Connecticut Regulators Add New Qualifying Conditions. The General Assembly's Regulations Review Committee has released updated medical marijuana regulations that add new qualifying conditions for adults and children. The conditions include spasticity or pain associated with fibromyalgia, severe rheumatoid arthritis, post-herpetic neuralgia, hydrocephalus with intractable headache, neuropathic facial pain, and muscular dystrophy.

Michigan

Michigan Regulators Propose Allowing Online Orders, Home Delivery. The state's Bureau of Medical Marijuana Regulation has proposed a rule to allow online orders and home delivery. The rule is aimed at helping people who don't live near a marijuana supplier. A public hearing is set for next month.

Ohio

Ohio Regulators Say State Will Not Meet Saturday Deadline for Medical Marijuana. Officials with the State Medical Board, Board of Pharmacy, and Board of Commerce say they will not be able to meet a Saturday deadline for getting the state's medical marijuana program up and running. Some licenses have been issued, but no growers yet have crops ready to go to market.

Utah

Utah Initiative Campaign Files Election Complaint Over Opposition Radio Ad. The Utah Patients Coalition Tuesday filed a complaint with the lieutenant governor's office about an ad from Drug Safe Utah that declares "Prop 2 is actually about recreational use and not medical." "DSU has published a false statement in relation to Prop 2, a ballot measure, that will affect how people vote in the November election. We therefore request the Elections Division to order DSU to immediately cease and desist all such claims regarding Prop 2 being an attempt to legalize 'recreational use,'" the complaint reads. Drug Safe Utah said it stood by its ad.

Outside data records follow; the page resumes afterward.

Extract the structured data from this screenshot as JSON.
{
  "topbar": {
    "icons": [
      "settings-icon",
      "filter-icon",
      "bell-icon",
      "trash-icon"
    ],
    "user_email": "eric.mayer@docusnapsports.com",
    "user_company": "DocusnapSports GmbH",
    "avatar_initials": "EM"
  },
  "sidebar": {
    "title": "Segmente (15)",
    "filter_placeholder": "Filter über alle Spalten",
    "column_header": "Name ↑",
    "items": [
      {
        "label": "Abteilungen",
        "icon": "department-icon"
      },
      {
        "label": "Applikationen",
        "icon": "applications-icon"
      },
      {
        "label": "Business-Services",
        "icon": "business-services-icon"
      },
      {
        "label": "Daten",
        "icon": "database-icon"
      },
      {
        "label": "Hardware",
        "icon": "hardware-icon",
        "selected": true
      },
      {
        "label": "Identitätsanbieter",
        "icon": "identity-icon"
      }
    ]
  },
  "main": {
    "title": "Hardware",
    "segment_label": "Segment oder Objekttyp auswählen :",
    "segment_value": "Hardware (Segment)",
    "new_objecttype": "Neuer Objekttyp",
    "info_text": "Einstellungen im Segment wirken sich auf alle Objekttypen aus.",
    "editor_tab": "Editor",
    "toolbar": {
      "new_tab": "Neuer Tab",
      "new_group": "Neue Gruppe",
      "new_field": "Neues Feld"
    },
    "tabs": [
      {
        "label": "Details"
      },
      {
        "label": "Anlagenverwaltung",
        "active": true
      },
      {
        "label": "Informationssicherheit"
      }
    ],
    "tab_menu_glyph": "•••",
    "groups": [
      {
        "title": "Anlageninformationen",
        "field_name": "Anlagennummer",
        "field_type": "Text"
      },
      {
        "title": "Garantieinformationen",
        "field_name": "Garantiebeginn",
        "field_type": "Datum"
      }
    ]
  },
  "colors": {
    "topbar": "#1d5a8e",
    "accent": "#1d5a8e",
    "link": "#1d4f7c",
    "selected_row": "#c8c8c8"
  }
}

[For extensive information about the medical marijuana debate, presented in a neutral format, visit MedicalMarijuana.ProCon.org.]

Drug War Issues

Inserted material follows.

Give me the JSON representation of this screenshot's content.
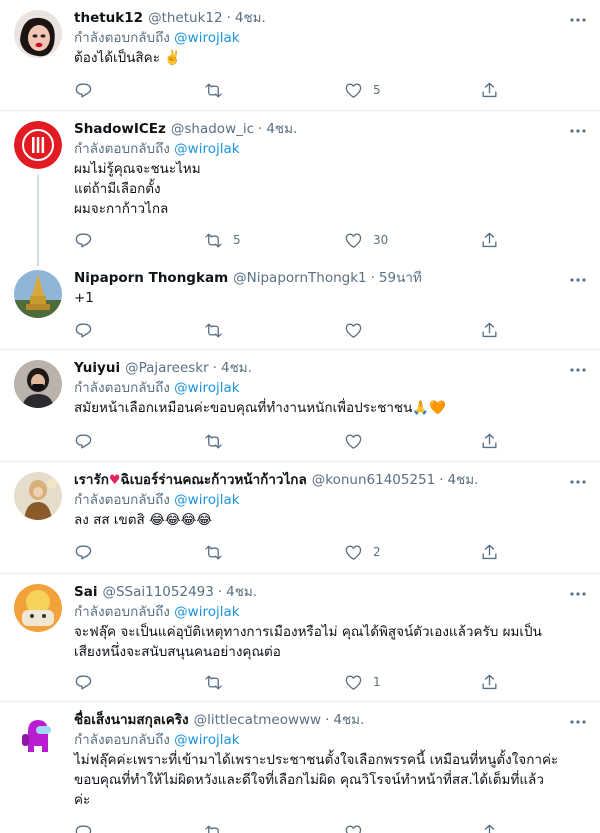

Criminal JusticeAsset Forfeiture, Collateral Sanctions (College Aid, Drug Taxes, Housing, Welfare), Court Rulings, Drug Courts, Due Process, Felony Disenfranchisement, Incarceration, Policing (2011 Drug War Killings, 2012 Drug War Killings, 2013 Drug War Killings, 2014 Drug War Killings, 2015 Drug War Killings, 2016 Drug War Killings, 2017 Drug War Killings, Arrests, Eradication, Informants, Interdiction, Lowest Priority Policies, Police Corruption, Police Raids, Profiling, Search and Seizure, SWAT/Paramilitarization, Task Forces, Undercover Work), Probation or Parole, Prosecution, Reentry/Rehabilitation, Sentencing (Alternatives to Incarceration, Clemency and Pardon, Crack/Powder Cocaine Disparity, Death Penalty, Decriminalization, Defelonization, Drug Free Zones, Mandatory Minimums, Rockefeller Drug Laws, Sentencing Guidelines)CultureArt, Celebrities, Counter-Culture, Music, Poetry/Literature, Television, TheaterDrug UseParaphernalia, ViolenceIntersecting IssuesCollateral Sanctions (College Aid, Drug Taxes, Housing, Welfare), Violence, Border, Budgets/Taxes/Economics, Business, Civil Rights, Driving, Economics, Education (College Aid), Employment, Environment, Families, Free Speech, Gun Policy, Human Rights, Immigration, Militarization, Money Laundering, Pregnancy, Privacy (Search and Seizure, Drug Testing), Race, Religion, Science, Sports, Women's IssuesMarijuana PolicyGateway Theory, Hemp, Marijuana -- Personal Use, Marijuana Industry, Medical MarijuanaMedicineMedical Marijuana, Science of Drugs, Under-treatment of PainPublic HealthAddiction, Addiction Treatment (Science of Drugs), Drug Education, Drug Prevention, Drug-Related AIDS/HIV or Hepatitis C, Harm Reduction (Methadone & Other Opiate Maintenance, Needle Exchange, Overdose Prevention, Pill Testing, Safer Injection Sites)Source and Transit CountriesAndean Drug War, Coca, Hashish, Mexican Drug War, Opium ProductionSpecific DrugsAlcohol, Ayahuasca, Cocaine (Crack Cocaine), Ecstasy, Heroin, Ibogaine, ketamine, Khat, Kratom, Marijuana (Gateway Theory, Marijuana -- Personal Use, Medical Marijuana, Hashish), Methamphetamine, New Synthetic Drugs (Synthetic Cannabinoids, Synthetic Stimulants), Nicotine, Prescription Opiates (Fentanyl, Oxycontin), Psilocybin / Magic Mushrooms, Psychedelics (LSD, Mescaline, Peyote, Salvia Divinorum)YouthGrade School, Post-Secondary School, Raves, Secondary School